On a lighter note the Academy paid a special tribute to the cult comedy troupe Le Splendid whom they reunited including Josiane Balasko, Thierry Lhermitte, Gérard Jugnot, Christian Clavier, Michel Blanc and Marie-Anne Chazel and awarded an honorary César to the late Jean-Pierre Bacri.
Bye Bye Morons (Adieu Les Cons), dir: Albert Dupontel
Albert Dupontel, Bye Bye Morons (Adieu Les Cons)
Laure Calamy, My Donkey, My Lover and I (Antoinette Dans Les Cévennes)
Sami Bouajila, A Son (Un Fils)
Best Supporting Actress
Emilie Dequenne, Love Affair(s) (The Things We Say, The Things We Do, Les Choses Qu’On Dit, Les Choses Qu’On Fait)
Best Supporting Actor
Nicolas Mairé, Bye Bye Morons (Adieu Les Cons)
Best Female Newcomer
Fathia Youssouf, Cuties (Mignonnes)
Best Male Newcomer
Jean-Pascal Zadi, Tout Simplement Noir
Best Original Screenplay
Albert Dupontel, Bye Bye Morons (Adieu Les Cons)
Best Adapted Screenplay
Best actress César for Laure Calamy (from Neflix series Call My Agent) for My Donkey, My Lover and I
Stéphanie Demoustier, The Girl With A Bracelet (La Fille Au Bracelet)
Alexis Kavyrchine, Bye Bye Morons (Adieu Les Cons)
Tina Baz, Adolescentes
Best Costume Design
Madeline Fontaine, How To Be A Good Wife (La Bonne Epouse)
Best Production Design
Carlos Conti, Bye Bye Morons (Adieu Les Cons)
Best Animated Feature
Josep, dir: Aurel
Adolescentes, dir: Sébastien Lifshitz
Best First Film
Two Of Us (Deux), dir: Filippo Meneghetti
Rone, La Nuit Venue
Best Short Film

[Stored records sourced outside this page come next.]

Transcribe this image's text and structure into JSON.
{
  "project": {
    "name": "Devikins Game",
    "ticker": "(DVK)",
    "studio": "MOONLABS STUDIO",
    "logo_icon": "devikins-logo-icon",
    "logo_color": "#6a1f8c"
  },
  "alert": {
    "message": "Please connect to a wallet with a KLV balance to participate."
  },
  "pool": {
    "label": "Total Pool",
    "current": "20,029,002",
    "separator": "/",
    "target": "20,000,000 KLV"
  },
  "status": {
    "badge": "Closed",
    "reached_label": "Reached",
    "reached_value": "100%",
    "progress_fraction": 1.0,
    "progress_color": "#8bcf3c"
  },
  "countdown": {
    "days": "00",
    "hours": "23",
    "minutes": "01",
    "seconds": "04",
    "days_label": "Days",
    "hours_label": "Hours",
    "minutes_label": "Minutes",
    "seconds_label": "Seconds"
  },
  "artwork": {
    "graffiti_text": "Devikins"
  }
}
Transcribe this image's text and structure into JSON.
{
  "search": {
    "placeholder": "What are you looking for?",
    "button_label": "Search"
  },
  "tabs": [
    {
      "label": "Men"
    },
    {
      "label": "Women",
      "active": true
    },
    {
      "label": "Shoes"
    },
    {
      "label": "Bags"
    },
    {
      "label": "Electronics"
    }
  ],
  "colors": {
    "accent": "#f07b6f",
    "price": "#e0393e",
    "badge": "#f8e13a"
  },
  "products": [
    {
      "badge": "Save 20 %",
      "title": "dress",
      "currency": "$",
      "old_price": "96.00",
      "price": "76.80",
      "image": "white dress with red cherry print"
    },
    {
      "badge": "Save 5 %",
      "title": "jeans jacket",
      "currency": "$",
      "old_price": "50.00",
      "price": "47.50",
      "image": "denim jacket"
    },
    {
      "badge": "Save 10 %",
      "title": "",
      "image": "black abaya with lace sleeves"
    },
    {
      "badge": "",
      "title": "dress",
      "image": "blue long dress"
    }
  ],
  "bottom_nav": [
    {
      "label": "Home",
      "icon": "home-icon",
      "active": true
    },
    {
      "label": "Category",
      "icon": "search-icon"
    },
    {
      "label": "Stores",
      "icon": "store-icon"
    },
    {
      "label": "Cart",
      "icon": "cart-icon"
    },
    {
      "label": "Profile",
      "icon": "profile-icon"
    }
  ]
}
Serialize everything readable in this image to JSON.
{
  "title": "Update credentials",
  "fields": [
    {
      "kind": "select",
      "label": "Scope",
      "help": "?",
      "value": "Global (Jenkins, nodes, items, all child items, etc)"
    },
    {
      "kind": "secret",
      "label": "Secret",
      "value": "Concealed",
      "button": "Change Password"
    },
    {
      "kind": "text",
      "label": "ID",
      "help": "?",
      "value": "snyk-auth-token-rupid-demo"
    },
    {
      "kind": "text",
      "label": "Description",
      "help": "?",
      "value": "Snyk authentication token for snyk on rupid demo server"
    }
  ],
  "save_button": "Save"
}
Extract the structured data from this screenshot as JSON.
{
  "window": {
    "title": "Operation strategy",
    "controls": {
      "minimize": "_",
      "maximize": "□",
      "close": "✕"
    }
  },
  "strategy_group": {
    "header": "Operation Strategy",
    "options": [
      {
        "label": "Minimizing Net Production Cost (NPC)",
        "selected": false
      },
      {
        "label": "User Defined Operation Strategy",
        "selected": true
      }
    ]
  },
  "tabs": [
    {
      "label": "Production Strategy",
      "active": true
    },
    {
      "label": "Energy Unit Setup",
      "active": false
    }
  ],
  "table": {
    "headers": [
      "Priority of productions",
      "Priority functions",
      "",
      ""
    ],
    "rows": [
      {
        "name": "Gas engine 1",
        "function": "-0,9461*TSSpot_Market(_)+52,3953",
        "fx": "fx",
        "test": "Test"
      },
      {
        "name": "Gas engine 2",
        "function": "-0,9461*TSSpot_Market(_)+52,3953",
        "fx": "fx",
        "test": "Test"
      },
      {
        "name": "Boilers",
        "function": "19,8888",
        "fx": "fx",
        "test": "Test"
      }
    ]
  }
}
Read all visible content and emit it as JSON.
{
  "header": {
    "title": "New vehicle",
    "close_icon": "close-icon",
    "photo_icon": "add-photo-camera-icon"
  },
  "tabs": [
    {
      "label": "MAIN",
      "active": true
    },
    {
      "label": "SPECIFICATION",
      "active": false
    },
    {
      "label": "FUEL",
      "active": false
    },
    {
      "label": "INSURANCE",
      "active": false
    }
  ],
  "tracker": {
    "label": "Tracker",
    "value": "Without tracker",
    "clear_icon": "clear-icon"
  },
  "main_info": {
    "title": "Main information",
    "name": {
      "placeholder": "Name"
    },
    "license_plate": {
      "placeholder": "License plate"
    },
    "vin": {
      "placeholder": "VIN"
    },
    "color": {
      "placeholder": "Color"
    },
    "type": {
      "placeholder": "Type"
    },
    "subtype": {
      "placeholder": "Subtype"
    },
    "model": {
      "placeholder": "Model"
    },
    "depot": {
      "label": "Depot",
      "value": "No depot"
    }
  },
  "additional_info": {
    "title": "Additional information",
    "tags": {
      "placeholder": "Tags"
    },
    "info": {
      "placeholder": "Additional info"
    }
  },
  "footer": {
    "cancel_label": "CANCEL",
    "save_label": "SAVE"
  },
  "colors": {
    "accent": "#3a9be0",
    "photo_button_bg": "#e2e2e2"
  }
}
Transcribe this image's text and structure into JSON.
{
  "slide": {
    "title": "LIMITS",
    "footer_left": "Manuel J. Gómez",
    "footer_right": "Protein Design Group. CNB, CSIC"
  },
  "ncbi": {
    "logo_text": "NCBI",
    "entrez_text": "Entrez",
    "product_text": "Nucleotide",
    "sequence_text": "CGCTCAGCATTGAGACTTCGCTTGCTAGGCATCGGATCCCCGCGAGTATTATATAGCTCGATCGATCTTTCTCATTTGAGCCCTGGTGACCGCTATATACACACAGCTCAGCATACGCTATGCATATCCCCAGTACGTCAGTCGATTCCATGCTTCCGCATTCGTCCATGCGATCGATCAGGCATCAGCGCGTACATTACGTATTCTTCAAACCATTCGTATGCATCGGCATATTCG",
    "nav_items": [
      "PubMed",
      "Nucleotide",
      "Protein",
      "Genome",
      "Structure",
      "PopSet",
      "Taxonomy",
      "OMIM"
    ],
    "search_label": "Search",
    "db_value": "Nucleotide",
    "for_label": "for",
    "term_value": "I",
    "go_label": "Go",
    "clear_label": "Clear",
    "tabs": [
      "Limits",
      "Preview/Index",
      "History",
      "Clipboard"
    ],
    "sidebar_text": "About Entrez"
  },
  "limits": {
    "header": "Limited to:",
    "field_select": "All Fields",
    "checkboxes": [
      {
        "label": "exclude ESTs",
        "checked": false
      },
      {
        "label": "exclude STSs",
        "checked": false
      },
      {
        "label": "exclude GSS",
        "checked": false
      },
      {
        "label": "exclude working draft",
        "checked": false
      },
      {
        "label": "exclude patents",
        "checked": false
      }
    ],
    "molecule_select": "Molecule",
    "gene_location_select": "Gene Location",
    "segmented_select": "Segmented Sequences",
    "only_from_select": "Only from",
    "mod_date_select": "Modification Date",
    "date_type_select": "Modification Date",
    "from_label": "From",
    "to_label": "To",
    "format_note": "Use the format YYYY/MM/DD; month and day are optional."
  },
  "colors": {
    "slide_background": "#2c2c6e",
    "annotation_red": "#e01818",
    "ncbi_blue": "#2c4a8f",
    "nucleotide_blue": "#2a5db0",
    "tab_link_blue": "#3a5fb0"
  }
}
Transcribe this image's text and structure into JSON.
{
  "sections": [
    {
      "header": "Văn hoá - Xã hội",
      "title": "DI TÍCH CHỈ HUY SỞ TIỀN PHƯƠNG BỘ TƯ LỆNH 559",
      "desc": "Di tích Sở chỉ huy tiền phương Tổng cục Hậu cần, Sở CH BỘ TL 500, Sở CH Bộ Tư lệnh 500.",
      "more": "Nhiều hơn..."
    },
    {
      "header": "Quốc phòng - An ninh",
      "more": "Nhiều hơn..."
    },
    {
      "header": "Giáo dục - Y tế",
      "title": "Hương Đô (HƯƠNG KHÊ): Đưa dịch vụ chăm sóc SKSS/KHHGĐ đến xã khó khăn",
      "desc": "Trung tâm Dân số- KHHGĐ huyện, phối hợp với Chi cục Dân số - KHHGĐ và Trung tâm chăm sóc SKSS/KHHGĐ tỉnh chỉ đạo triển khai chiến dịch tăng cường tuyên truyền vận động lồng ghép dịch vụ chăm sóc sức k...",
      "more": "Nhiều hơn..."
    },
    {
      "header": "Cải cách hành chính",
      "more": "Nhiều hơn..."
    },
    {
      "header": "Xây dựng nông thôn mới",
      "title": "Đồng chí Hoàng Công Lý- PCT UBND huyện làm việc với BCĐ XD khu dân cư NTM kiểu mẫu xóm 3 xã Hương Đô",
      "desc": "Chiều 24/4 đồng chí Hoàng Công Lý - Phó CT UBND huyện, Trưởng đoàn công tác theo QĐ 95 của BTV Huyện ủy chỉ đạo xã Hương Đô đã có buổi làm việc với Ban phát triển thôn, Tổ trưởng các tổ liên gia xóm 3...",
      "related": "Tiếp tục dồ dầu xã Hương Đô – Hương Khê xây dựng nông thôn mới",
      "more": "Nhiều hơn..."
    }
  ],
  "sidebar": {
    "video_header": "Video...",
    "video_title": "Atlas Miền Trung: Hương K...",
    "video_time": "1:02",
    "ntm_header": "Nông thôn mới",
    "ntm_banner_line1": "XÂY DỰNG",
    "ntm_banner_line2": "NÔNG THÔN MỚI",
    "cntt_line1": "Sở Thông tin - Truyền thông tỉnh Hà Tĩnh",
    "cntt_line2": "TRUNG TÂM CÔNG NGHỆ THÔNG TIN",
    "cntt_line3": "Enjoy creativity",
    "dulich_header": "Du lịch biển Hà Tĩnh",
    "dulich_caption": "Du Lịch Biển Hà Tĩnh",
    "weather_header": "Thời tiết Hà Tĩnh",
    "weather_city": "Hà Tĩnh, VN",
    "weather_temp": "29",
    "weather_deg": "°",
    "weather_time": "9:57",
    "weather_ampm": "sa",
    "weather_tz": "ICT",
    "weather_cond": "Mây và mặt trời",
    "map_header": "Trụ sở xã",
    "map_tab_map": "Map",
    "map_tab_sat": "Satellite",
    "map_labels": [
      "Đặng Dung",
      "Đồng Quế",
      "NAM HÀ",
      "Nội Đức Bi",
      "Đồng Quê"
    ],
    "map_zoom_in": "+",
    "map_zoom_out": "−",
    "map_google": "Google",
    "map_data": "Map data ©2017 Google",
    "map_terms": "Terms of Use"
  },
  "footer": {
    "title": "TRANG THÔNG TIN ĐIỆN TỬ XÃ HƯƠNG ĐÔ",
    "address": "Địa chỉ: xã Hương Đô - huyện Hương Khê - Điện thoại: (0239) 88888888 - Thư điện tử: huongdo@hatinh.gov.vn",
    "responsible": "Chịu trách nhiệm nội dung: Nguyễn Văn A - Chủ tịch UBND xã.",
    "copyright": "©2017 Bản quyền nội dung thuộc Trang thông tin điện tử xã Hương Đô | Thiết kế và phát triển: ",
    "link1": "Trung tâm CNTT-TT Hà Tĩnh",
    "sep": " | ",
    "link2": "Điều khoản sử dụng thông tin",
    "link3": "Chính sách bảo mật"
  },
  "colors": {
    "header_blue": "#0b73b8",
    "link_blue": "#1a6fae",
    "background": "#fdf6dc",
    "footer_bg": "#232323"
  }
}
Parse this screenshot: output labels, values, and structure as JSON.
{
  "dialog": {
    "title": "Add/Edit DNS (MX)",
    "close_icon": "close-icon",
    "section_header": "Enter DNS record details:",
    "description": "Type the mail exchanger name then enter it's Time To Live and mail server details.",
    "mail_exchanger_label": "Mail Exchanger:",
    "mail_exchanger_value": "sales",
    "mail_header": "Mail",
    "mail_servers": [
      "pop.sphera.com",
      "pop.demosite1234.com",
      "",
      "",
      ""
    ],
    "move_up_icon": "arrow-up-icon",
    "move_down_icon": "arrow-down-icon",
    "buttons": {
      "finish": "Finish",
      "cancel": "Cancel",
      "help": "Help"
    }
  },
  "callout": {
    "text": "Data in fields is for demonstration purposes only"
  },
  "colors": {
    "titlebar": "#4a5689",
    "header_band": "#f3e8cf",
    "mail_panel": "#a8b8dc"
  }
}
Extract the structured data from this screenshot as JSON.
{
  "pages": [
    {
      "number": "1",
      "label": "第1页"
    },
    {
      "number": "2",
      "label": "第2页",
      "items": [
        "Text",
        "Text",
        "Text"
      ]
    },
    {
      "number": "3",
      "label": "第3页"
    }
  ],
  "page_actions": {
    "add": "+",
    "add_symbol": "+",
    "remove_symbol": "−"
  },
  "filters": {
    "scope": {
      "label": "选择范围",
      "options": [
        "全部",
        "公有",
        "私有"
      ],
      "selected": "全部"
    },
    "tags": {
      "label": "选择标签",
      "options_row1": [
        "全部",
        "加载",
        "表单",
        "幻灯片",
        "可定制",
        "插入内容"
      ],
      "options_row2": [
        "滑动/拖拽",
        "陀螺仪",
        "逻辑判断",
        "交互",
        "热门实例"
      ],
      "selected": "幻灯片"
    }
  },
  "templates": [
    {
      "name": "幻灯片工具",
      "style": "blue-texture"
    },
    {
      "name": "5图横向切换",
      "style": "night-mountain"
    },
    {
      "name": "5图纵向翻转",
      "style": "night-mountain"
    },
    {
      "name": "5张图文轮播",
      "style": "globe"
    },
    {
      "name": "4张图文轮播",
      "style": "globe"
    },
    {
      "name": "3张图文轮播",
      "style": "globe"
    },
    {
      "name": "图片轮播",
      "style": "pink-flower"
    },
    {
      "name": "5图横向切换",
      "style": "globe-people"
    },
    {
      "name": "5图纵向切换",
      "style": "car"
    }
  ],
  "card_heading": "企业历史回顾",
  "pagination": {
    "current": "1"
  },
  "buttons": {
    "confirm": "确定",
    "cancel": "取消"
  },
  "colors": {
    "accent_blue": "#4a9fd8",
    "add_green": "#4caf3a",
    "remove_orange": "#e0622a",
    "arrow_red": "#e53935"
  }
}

Qu’importe si les bêtes meurent, dir: Sofia Alaoui
Best Foreign Film
Another Round, dir: Thomas Vinterberg
The late Jean-Pierre Bacri